Change your business structure

Common legal structures for businesses


Each legal structure for businesses has advantages and disadvantages.

Sole trader

Running your business as a sole trader offers the simplest legal structure. You are not required to register with Companies House. Accounts and record keeping is straightforward and any profits you make belong to you. However, it leaves you exposed if something goes wrong. It is generally not suitable for raising capital.

Self-employment means that you:

  • are the proprietor of your own business
  • have the legal and financial responsibility for its operations

Both sole traders and partners in a partnership are regarded as self-employed. If you're self-employed you'll need to register with HM Revenue & Customs (HMRC) so that they can set up the right Self Assessment and National Insurance records for you.

For further information see set up as a sole trader.


Partnerships share the burden of ownership, allowing two or more people to set up in business together. Like a sole trader, a standard (unlimited) partnership does not have a legal identity separate from that of the partners, so does not have to be registered at Companies House.

Standard partnerships have unlimited liability for the firm's debts. Partners in England, Wales and Northern Ireland are jointly liable for debts owed by the partnership, meaning they have equal responsibility for payment of the whole debt.

However, they are not severally liable, which could make each partner responsible for the entire debt.

For further information see set up a business partnership.

Limited liability partnership (LLP)

It is also possible to set up as a limited liability partnership (LLP), which can reduce the partners' individual liability risk. LLPs are taxed as partnerships, but have the benefits of being a corporate entity, and members have limited liability. An LLP can enter into contracts and hold property.

Limited company

Limited companies allow you to raise capital, issue shares and limit your risks. However, there are more rules governing the way they are run.

For further information see set up a limited company.

Social enterprises

Social enterprises are businesses with primarily social and/or environmental objectives whose profits are principally reinvested in the business or in the community. See choose the right structure for your social enterprise.

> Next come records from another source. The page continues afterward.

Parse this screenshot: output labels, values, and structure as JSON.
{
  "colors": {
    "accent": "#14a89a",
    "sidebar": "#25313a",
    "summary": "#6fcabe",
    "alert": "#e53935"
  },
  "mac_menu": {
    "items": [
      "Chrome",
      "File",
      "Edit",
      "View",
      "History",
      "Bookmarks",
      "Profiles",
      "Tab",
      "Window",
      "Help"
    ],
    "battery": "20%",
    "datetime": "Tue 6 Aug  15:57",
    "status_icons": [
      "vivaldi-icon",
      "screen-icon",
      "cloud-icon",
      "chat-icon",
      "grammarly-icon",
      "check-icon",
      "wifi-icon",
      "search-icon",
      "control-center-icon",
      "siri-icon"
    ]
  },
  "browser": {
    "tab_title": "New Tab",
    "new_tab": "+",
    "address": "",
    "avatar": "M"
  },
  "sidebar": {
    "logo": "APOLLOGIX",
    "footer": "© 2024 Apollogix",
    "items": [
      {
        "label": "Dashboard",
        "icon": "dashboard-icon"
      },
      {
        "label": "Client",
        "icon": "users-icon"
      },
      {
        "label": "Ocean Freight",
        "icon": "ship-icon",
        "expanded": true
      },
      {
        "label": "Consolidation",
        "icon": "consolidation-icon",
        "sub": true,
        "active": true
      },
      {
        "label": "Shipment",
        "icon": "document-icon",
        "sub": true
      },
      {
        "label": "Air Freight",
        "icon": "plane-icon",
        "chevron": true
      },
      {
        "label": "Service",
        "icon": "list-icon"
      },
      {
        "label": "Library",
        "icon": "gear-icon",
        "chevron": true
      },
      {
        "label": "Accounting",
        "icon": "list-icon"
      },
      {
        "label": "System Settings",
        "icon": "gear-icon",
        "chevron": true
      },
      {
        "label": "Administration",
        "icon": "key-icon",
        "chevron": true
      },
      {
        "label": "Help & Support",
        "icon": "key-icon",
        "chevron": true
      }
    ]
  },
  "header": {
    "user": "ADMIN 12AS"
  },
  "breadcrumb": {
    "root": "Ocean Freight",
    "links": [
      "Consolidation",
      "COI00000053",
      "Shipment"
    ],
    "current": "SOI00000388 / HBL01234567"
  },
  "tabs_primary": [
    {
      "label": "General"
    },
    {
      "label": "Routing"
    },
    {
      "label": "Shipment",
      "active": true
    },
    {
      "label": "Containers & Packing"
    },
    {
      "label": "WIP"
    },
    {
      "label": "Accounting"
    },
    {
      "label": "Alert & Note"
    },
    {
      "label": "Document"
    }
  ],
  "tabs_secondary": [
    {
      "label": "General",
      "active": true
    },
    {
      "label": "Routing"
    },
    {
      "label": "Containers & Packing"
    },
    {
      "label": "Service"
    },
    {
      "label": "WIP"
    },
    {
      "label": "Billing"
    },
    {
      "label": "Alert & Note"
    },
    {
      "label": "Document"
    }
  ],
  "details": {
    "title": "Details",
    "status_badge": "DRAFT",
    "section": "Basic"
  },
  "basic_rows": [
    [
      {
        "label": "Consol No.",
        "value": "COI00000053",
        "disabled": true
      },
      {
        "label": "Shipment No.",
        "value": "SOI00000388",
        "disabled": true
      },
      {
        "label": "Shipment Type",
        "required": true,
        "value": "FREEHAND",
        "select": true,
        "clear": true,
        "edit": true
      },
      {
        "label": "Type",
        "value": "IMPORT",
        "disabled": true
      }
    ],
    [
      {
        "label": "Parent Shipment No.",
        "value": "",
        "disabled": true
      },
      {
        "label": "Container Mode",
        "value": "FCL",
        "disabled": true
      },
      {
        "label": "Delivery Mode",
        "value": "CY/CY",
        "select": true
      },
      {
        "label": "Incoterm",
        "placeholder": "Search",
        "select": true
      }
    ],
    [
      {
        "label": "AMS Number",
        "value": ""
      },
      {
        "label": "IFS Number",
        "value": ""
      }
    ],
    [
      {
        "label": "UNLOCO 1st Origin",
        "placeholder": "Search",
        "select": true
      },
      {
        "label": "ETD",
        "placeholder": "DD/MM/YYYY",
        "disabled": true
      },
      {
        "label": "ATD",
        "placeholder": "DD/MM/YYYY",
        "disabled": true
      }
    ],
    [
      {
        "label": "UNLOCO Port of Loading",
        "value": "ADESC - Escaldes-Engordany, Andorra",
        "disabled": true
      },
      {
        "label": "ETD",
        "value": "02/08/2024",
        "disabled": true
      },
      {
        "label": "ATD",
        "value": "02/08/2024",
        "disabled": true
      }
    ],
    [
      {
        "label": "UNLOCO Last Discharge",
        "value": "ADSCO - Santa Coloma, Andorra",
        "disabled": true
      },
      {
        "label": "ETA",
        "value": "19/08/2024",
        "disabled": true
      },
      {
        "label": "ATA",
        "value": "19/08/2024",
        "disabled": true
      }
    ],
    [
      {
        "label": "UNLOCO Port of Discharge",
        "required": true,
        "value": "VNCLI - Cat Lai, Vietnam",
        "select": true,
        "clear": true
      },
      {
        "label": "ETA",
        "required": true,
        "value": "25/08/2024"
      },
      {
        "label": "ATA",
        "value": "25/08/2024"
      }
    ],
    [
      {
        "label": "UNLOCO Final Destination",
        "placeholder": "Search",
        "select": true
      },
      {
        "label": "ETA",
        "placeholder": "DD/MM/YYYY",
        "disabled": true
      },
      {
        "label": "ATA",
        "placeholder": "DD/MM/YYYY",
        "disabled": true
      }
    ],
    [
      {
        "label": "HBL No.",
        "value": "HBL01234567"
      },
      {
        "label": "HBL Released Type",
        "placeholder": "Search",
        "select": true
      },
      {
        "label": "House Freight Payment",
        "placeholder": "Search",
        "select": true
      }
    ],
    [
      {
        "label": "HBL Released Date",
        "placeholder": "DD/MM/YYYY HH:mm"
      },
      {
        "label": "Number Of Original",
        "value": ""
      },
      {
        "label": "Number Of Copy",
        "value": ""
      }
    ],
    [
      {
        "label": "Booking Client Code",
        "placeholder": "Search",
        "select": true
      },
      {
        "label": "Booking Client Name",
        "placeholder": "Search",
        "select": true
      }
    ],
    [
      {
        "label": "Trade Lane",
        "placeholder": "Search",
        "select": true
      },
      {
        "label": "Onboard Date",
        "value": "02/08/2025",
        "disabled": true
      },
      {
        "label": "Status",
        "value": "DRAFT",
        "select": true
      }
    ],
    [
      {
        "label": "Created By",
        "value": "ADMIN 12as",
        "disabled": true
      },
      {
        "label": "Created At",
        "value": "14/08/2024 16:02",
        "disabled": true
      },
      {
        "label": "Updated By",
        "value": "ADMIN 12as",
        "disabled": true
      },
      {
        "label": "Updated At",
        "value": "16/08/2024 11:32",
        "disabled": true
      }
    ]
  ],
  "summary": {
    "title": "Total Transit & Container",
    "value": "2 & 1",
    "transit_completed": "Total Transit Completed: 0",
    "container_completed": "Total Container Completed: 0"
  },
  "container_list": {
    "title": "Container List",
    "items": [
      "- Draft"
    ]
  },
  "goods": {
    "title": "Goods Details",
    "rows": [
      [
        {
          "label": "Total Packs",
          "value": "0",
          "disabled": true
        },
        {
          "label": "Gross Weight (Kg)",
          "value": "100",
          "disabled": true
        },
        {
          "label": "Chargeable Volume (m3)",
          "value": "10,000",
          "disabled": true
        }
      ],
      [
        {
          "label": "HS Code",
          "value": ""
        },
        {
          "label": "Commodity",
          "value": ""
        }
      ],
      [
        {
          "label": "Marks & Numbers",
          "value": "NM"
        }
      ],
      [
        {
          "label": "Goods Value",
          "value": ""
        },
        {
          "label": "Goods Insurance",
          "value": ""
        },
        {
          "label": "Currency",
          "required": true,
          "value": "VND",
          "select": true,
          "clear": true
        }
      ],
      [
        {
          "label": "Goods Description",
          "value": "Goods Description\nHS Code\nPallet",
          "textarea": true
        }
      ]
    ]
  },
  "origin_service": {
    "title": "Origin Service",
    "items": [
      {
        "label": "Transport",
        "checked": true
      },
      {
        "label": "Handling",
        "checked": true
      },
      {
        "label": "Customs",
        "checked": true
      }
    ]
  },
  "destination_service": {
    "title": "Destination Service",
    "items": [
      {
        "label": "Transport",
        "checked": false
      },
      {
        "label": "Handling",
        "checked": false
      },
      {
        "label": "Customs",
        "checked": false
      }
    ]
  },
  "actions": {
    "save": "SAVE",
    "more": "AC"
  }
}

Company directors

Directors of limited companies - who are office holders - are usually treated as employees for tax and PAYE (Pay As You Earn) purposes. This will require the company to register with HMRC as an employer.

However, if they are treated primarily as shareholders, they will not be classed as employees and will pay tax on any dividends they are granted from the company's profits.

See legal structures: the basics.